- Discouraged – These traits are overly dependent on others, low self-esteem, hopelessness, depression, and anger. The discouraged borderline personality is susceptible to substance abuse. They may have an intense fear of rejection, anxiety, vulnerability, and weakness.
- Self-Destructive – This BPD is prone to be overly sensitive to perceived criticism. They cannot empathize with others and lash out in hostility when they feel threatened. The self-hatred and bitterness may be so severe and deep-seated that they tend to react irrationally and push away the people who care about them the most. The self-destructive type is impulsive, moody, and prone to risky behavior and self-harm.
Borderline Personality Disorder treatment combines psychotherapy and medication. The goal is to help the client recognize and manage their debilitating emotions. Effective medications such as antidepressants and antipsychotic drugs are the most prescribed for BDP. These medications are an effective tool to control mood swings and behaviors out of the patients’ control.
A borderline personality disorder is a serious condition that needs to be treated by professional therapists. It often goes untreated for long periods. Family members are often afraid to seek help, as they fear the consequences and possible outbreak of anger if they suggest counseling or drug therapy.
When left untreated, the disorder can worsen very quickly, and the person’s quality of life can suffer. Because Borderline Personality Disorder has so many potential symptoms and complications, it is imperative to identify them when they first occur.
If you suspect that someone close to you may be displaying these symptoms, do not hesitate to make an appointment with a physician. The doctor will perform diagnostic tests and determine if the patient has a borderline personality disorder.
Your doctor will also be able to offer helpful information and referral options for treatment. If you are diligent about seeking treatment, you can get your loved one the help needed to gain control over their life. It is possible to regain the ability to love yourself and live as independently as possible.

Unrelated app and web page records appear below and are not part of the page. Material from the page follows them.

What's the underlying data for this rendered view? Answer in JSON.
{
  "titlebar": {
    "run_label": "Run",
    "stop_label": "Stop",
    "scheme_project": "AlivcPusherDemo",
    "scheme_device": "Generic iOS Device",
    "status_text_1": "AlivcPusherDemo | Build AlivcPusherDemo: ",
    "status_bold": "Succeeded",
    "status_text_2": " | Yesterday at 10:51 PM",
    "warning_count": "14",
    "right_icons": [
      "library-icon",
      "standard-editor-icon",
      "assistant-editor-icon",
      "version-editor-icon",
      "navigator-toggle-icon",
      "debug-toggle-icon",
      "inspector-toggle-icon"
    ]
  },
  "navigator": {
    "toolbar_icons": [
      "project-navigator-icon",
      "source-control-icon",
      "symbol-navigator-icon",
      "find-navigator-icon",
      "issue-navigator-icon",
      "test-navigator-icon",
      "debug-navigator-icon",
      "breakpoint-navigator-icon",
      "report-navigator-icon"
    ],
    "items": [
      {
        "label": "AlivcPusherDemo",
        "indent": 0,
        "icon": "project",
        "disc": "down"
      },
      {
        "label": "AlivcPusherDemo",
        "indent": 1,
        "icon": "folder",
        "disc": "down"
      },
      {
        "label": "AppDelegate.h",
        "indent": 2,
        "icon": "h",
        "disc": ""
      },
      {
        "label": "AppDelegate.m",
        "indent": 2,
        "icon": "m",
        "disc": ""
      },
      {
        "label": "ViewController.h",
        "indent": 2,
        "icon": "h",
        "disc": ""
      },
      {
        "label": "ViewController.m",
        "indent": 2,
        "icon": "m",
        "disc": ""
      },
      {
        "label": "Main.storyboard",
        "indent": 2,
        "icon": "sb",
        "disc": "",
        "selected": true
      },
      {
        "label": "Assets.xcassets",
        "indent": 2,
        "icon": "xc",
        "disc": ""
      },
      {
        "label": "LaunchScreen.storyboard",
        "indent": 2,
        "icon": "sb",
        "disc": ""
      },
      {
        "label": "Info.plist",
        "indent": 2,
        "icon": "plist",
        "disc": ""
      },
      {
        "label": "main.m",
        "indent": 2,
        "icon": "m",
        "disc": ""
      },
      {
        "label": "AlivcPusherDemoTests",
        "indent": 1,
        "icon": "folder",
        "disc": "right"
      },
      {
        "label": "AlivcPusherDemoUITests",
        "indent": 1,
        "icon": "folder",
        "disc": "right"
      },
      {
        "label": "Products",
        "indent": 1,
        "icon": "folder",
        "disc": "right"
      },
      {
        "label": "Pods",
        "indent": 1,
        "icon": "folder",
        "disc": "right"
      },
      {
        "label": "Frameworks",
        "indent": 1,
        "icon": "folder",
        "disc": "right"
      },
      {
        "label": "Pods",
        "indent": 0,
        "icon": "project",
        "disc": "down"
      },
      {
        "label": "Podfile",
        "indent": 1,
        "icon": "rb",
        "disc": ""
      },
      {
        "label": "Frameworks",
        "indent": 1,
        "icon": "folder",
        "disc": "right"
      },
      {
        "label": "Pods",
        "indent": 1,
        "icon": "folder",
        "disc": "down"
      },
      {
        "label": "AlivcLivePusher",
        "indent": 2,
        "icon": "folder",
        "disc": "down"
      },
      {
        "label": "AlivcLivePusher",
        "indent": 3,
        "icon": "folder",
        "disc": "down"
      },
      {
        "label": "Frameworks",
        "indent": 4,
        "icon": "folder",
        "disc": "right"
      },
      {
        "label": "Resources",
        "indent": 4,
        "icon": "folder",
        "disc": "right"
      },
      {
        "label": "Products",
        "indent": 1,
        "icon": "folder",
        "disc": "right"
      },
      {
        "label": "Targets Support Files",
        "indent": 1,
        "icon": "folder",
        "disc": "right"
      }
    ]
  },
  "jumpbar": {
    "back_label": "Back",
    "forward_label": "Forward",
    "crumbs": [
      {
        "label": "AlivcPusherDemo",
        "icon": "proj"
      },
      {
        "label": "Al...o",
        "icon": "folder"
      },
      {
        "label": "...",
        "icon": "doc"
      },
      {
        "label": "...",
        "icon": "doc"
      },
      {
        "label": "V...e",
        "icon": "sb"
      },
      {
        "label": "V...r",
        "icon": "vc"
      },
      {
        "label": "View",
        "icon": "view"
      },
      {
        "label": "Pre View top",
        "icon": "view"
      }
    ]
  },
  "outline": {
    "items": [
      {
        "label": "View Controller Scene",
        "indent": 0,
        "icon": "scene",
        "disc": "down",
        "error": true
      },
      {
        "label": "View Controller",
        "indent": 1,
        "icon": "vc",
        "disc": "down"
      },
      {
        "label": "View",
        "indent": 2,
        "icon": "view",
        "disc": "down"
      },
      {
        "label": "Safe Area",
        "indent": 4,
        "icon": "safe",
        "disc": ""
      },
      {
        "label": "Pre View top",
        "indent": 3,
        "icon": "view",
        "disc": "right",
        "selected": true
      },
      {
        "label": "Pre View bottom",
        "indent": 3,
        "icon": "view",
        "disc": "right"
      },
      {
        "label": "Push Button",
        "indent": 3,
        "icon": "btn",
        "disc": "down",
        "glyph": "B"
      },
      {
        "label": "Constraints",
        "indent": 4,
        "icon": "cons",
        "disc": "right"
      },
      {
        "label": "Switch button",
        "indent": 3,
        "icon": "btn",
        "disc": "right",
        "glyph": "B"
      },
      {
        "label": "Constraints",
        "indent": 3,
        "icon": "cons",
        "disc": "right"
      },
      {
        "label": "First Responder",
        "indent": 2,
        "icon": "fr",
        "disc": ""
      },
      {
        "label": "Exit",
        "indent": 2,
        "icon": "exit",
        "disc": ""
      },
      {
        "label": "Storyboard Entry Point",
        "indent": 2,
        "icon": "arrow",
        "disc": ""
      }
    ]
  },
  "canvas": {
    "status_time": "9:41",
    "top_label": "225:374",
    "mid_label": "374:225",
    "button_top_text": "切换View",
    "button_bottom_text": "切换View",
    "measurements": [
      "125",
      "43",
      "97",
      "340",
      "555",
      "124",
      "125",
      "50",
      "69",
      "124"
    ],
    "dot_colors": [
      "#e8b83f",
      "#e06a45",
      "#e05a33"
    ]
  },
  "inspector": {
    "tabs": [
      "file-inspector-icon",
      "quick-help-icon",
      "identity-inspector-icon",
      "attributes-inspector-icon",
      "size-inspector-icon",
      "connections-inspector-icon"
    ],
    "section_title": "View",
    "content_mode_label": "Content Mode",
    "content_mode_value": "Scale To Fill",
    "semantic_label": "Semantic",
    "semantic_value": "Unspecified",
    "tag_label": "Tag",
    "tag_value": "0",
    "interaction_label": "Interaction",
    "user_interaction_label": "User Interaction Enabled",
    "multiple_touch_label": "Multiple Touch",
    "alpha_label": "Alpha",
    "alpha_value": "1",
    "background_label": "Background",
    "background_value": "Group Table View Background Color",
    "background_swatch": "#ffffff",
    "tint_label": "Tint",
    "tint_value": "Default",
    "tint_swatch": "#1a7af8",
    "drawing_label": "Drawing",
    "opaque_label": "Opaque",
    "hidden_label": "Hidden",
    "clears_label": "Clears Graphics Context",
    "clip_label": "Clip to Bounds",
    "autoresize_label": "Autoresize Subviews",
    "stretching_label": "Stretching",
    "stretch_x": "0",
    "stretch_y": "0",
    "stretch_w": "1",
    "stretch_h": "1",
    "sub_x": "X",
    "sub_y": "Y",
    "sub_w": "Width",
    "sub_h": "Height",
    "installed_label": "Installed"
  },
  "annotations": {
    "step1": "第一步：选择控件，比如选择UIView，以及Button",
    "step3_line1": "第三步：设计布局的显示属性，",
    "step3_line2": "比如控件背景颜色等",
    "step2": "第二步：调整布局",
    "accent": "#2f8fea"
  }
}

Medications will not cure borderline personality disorder, but they can effectively manage the symptoms, including mood swings, impulsivity, and obsessive-compulsive behavior.
Common medications used to treat mood swings are sedatives like Valium and Ativan. Other common medications to treat the symptoms of BPD include antidepressants and mood stabilizers.
Antipsychotic drugs like Ritalin, Concerta, and Temoxazole can also be helpful to treat borderline personality disorder symptoms.
However, all these medications carry risks and possible complications. You will have to work closely with your doctor to find the best course of drug therapy.
A very successful treatment approach for borderline personality disorder is called Cognitive Behavioral Therapy (CBT). This treatment approach focuses on changing how a person thinks and how they respond to situations. CBT is sometimes combined with medications to treat people who suffer from BPD. Some doctors will use antidepressant medications alongside therapy to treat people with a borderline personality disorder.
People who suffer from BPD tend to experience more severe emotional symptoms than those with other personality disorders. Because of this, it can be more complicated to treat co-occurring conditions when they are part of borderline personality disorder. Although some people with borderline personality disorder have enjoyed successful treatment for co-occurring conditions.
The best way to treat borderline personality disorder is with medications to treat the symptoms and not the disorder.
If you choose to use medication to control your symptoms, make sure that you select FDA-approved drugs. Some prescription medications can cause your symptoms to get worse rather than better, however, medications remain one of the most effective treatment options available for people diagnosed with a borderline personality disorder.
Call Riverview CMHC today. Offices in Stuart and Port St. Lucie FLA – Contact Riverview CMHC